In this case, the dogma comes from Arishem, a kaiju-sized space-giant of the race of Celestials. In the Marvel Cinematic Universe, an opening text crawl informs us, he created the world, and more. We’ve previously seen Celestials in the Guardians of the Galaxy movies: Ego was one, the Collector’s home base of Knowhere was the severed head of another. There was also Celestial who appeared in a flashback that showed the Infinity Stones’ power. Arishem, though, appears to be on a whole extra God-level, fostering the creation of further Celestials.
Eternals are nigh-immortal beings sent by Arishem to protect planetary populations from his previous mistake, the Deviants. Looking like 3D printed flayed anatomy crafted from iridescent Japanese Beetle shell fibers, these apex predators evolved beyond their prior parameters to become a danger to all life. But they are all long-since dead, and the Eternals now wait to be called home. Or so they think.
For much of its first half, Eternals plays like It: Chapter Two. A fraternity of friends who long ago defeated an ancient evil must reunite to face its resurgence. All while having significant flashbacks to their early days on Earth. And not everyone wants to come back. Some question their original purpose, others would rather die, a couple finally hook up, and only a few really get it right away.

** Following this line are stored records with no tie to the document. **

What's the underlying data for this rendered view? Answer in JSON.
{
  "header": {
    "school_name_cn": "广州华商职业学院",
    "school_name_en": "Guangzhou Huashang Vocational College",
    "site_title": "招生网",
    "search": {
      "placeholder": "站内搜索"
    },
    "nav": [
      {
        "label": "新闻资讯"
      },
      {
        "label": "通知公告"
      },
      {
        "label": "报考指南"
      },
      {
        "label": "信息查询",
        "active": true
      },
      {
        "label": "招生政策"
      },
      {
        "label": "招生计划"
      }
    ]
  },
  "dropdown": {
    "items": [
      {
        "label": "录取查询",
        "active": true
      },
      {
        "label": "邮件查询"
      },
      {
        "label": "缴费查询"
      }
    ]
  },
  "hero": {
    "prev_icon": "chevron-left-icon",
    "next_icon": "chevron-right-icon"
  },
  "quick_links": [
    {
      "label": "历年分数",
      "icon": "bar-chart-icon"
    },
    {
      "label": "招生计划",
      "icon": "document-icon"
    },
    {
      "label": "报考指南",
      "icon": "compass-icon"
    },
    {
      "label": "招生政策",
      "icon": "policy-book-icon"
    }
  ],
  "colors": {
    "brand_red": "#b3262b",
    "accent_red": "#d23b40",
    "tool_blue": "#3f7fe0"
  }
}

All must deal with how the lives they have made on this planet over the centuries might see drastic changes with a return to large-scale heroics.

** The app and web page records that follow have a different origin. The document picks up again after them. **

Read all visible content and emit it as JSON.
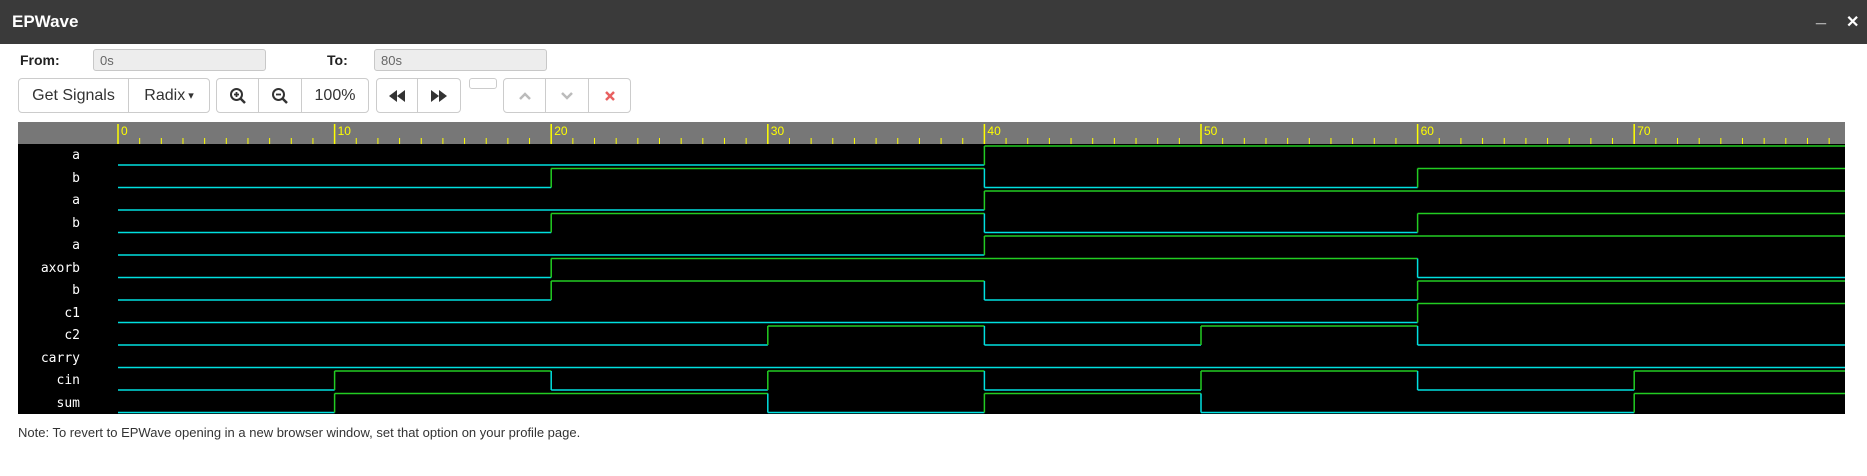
{
  "window": {
    "title": "EPWave",
    "minimize_glyph": "_",
    "close_glyph": "✕"
  },
  "range": {
    "from_label": "From:",
    "from_value": "0s",
    "to_label": "To:",
    "to_value": "80s"
  },
  "toolbar": {
    "get_signals": "Get Signals",
    "radix": "Radix",
    "radix_caret": "▾",
    "zoom_in_icon": "zoom-in-icon",
    "zoom_out_icon": "zoom-out-icon",
    "zoom_level": "100%",
    "prev_icon": "rewind-icon",
    "next_icon": "fast-forward-icon",
    "up_icon": "chevron-up-icon",
    "down_icon": "chevron-down-icon",
    "delete_icon": "close-icon"
  },
  "waveform": {
    "time_range": [
      0,
      80
    ],
    "tick_labels": [
      "0",
      "10",
      "20",
      "30",
      "40",
      "50",
      "60",
      "70"
    ],
    "colors": {
      "background": "#000000",
      "ruler": "#777777",
      "tick": "#ffff00",
      "low": "#00e0e0",
      "high": "#22cc22",
      "label": "#ffffff"
    },
    "signals": [
      {
        "name": "a",
        "transitions": [
          [
            0,
            0
          ],
          [
            40,
            1
          ]
        ]
      },
      {
        "name": "b",
        "transitions": [
          [
            0,
            0
          ],
          [
            20,
            1
          ],
          [
            40,
            0
          ],
          [
            60,
            1
          ]
        ]
      },
      {
        "name": "a",
        "transitions": [
          [
            0,
            0
          ],
          [
            40,
            1
          ]
        ]
      },
      {
        "name": "b",
        "transitions": [
          [
            0,
            0
          ],
          [
            20,
            1
          ],
          [
            40,
            0
          ],
          [
            60,
            1
          ]
        ]
      },
      {
        "name": "a",
        "transitions": [
          [
            0,
            0
          ],
          [
            40,
            1
          ]
        ]
      },
      {
        "name": "axorb",
        "transitions": [
          [
            0,
            0
          ],
          [
            20,
            1
          ],
          [
            60,
            0
          ]
        ]
      },
      {
        "name": "b",
        "transitions": [
          [
            0,
            0
          ],
          [
            20,
            1
          ],
          [
            40,
            0
          ],
          [
            60,
            1
          ]
        ]
      },
      {
        "name": "c1",
        "transitions": [
          [
            0,
            0
          ],
          [
            60,
            1
          ]
        ]
      },
      {
        "name": "c2",
        "transitions": [
          [
            0,
            0
          ],
          [
            30,
            1
          ],
          [
            40,
            0
          ],
          [
            50,
            1
          ],
          [
            60,
            0
          ]
        ]
      },
      {
        "name": "carry",
        "transitions": [
          [
            0,
            0
          ]
        ]
      },
      {
        "name": "cin",
        "transitions": [
          [
            0,
            0
          ],
          [
            10,
            1
          ],
          [
            20,
            0
          ],
          [
            30,
            1
          ],
          [
            40,
            0
          ],
          [
            50,
            1
          ],
          [
            60,
            0
          ],
          [
            70,
            1
          ]
        ]
      },
      {
        "name": "sum",
        "transitions": [
          [
            0,
            0
          ],
          [
            10,
            1
          ],
          [
            30,
            0
          ],
          [
            40,
            1
          ],
          [
            50,
            0
          ],
          [
            70,
            1
          ]
        ]
      }
    ]
  },
  "note": "Note: To revert to EPWave opening in a new browser window, set that option on your profile page."
}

Connections to the rest of the MCU are minor. But the characters also mention Superman and Batman. It appears DC comics do indeed exist in the MCU.
Considering that Eternals must introduce at least ten new characters with extremely comic-booky names to a fresh audience, it does a good job. Sersi (Gemma Chan) is everywoman as immortal, enjoying her life with very periodic, subtle power usages. Ikaris (Richard Madden), her brooding ex, is more concerned with grander cosmic plans. Sprite (Lia McHugh) feels unfairly forced into both the sidekick role and an eleven year-old body. Gilgamesh (Don Lee) like to cook and punch things. There’s more, but the basics come across pretty quickly.
Kingo, of course, adds the comedy, since he’s played by Kumail Nanjiani. Often cast as the annoying nit-picky nerd, Nanjiani plays the Tony Stark role. Living the life of a movie star, he adds dry, real-world observations to outlandish situations. He’s way more JARVIS than Jar Jar.
When characters’ assumptions get tossed aside, it’s easy to imagine there’s a comparison to Zhao’s own disillusionment with Chinese communist dogma once she moved to Europe and learned alternative facts. That Arishem appears a red, monolithic, unemotional world-sized being surely is no coincidence. But there’s also a level of religious critique, analyzing the way that scriptural rules that were once simply meant as desert survival instructions can turn into toxic fundamentalism once overpopulation becomes a thing. The individual ways each Eternal takes in these changes reflect differences in human philosophies too.
All of which becomes more important to this movie than slaying purple monsters. The far more humanoid Deviants from the comics could figure into possible sequels, but they haven’t evolved to that level yet onscreen.
Speaking of sequels, the credits teases are not as important as some might claim, and one features some retrograde CG so atrocious that Marvel Studios should be ashamed.
Slow isn’t the same thing as dense, and nothing in Eternals should be incomprehensible to anyone paying attention. But for those not in the mood to just hang out with all-powerful beings, rather than following them into wisecrack-filled combat constantly, Eternals may tax the patience.
Eternals opens November 5 in theaters.
Recommended Reading: The Eternals by Jack Kirby Vol. 1
We are a participant in the Amazon Services LLC Associates Program. This affiliate advertising program also provides a means to earn fees by linking to Amazon.com and affiliated sites.